> _Description of the task_
I would like each line of the data that holds the word "JSON" copied out.
◆ ◆ ◆
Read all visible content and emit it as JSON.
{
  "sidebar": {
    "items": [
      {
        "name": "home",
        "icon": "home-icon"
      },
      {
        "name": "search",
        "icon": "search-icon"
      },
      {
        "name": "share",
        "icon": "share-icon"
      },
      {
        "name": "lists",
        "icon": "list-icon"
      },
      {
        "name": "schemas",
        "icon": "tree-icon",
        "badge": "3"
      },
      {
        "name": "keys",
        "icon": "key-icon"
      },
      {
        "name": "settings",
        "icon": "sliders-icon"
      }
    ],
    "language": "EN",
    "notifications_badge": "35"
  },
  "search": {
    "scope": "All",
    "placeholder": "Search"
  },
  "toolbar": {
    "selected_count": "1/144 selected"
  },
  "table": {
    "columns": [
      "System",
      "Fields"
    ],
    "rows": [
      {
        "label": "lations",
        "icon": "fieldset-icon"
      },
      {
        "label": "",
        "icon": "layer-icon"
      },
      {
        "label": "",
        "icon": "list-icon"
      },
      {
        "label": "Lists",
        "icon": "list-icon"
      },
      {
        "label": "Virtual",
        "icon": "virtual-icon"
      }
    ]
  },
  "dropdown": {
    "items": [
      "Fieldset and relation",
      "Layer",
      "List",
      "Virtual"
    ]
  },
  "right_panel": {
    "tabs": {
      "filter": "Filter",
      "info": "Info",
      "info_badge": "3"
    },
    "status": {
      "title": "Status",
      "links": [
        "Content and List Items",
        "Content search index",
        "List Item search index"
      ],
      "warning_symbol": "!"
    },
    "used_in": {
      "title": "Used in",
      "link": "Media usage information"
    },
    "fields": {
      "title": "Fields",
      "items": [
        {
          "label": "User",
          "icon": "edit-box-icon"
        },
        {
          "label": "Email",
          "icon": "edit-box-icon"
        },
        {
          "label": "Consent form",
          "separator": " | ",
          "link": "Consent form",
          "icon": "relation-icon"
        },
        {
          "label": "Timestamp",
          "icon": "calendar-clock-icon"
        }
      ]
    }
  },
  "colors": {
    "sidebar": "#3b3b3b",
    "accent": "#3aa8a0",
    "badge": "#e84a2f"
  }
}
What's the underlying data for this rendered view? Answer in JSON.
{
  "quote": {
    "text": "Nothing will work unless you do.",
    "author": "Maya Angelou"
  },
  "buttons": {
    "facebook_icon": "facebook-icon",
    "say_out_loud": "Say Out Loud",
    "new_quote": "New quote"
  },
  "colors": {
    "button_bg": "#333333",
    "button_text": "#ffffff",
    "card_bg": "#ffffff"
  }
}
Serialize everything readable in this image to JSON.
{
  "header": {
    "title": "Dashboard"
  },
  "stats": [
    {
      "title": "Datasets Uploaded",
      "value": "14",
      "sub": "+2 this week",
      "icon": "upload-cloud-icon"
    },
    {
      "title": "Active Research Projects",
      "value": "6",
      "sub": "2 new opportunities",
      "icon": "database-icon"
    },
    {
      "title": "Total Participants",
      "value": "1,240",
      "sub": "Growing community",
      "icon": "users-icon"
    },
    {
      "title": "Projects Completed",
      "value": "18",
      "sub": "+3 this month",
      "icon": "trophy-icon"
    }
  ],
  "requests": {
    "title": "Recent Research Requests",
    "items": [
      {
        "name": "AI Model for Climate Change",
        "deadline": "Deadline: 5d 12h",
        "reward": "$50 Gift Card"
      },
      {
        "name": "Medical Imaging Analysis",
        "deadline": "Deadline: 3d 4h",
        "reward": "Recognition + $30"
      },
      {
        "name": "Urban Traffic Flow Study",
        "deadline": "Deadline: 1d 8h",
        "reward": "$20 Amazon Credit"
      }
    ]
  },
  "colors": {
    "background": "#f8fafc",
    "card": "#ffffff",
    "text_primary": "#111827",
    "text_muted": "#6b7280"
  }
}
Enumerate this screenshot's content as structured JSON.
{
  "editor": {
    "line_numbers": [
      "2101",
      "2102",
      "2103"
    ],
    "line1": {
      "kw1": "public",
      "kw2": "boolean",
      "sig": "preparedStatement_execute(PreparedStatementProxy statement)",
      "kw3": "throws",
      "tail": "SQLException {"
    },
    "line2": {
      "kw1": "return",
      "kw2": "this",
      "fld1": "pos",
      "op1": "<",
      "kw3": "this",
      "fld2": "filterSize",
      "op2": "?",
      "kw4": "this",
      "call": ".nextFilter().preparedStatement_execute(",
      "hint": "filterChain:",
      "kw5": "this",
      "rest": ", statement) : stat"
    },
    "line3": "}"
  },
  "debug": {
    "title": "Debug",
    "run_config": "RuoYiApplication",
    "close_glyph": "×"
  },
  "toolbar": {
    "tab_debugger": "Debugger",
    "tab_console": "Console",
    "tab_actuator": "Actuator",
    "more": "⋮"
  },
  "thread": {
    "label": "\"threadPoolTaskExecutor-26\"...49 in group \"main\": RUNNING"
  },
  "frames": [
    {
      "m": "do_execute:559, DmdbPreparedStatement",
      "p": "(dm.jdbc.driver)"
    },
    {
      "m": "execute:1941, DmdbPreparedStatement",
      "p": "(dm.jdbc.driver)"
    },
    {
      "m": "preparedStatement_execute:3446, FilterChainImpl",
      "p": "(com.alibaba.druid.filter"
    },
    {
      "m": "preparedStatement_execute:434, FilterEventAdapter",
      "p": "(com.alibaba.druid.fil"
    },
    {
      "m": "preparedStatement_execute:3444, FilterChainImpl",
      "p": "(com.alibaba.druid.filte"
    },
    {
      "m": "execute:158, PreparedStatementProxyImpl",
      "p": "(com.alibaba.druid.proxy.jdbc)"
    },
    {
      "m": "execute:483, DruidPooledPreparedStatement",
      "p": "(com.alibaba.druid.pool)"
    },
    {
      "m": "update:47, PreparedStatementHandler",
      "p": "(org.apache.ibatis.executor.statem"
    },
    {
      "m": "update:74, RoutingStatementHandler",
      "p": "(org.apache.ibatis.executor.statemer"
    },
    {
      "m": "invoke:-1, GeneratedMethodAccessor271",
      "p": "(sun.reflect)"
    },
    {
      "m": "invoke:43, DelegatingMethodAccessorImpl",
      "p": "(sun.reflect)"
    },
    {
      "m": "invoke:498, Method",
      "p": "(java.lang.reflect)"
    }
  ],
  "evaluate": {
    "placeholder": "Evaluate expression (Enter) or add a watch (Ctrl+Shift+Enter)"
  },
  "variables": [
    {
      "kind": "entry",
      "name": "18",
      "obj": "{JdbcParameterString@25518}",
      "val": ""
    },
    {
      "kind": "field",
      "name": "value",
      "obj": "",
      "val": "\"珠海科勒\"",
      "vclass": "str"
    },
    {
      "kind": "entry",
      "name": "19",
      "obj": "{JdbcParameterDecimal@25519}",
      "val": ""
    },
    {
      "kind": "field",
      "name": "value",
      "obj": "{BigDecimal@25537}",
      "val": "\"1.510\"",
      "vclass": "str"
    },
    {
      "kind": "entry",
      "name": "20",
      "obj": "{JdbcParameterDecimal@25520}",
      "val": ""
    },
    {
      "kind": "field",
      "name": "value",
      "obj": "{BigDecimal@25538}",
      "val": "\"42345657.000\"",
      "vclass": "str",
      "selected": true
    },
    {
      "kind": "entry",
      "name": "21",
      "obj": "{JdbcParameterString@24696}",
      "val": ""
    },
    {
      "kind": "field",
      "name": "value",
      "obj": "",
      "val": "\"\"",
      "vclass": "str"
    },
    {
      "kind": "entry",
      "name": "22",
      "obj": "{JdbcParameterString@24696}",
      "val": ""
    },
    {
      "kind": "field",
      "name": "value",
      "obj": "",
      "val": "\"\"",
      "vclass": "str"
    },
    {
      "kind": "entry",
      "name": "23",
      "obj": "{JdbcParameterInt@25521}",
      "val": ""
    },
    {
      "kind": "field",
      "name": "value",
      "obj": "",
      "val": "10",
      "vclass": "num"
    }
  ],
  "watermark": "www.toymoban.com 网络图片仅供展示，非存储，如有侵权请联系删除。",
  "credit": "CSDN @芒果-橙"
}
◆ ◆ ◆
> _Completed exercise_
Read all visible content and emit it as JSON.
What's the underlying data for this rendered view? Answer in JSON.
Serialize everything readable in this image to JSON.
Enumerate this screenshot's content as structured JSON.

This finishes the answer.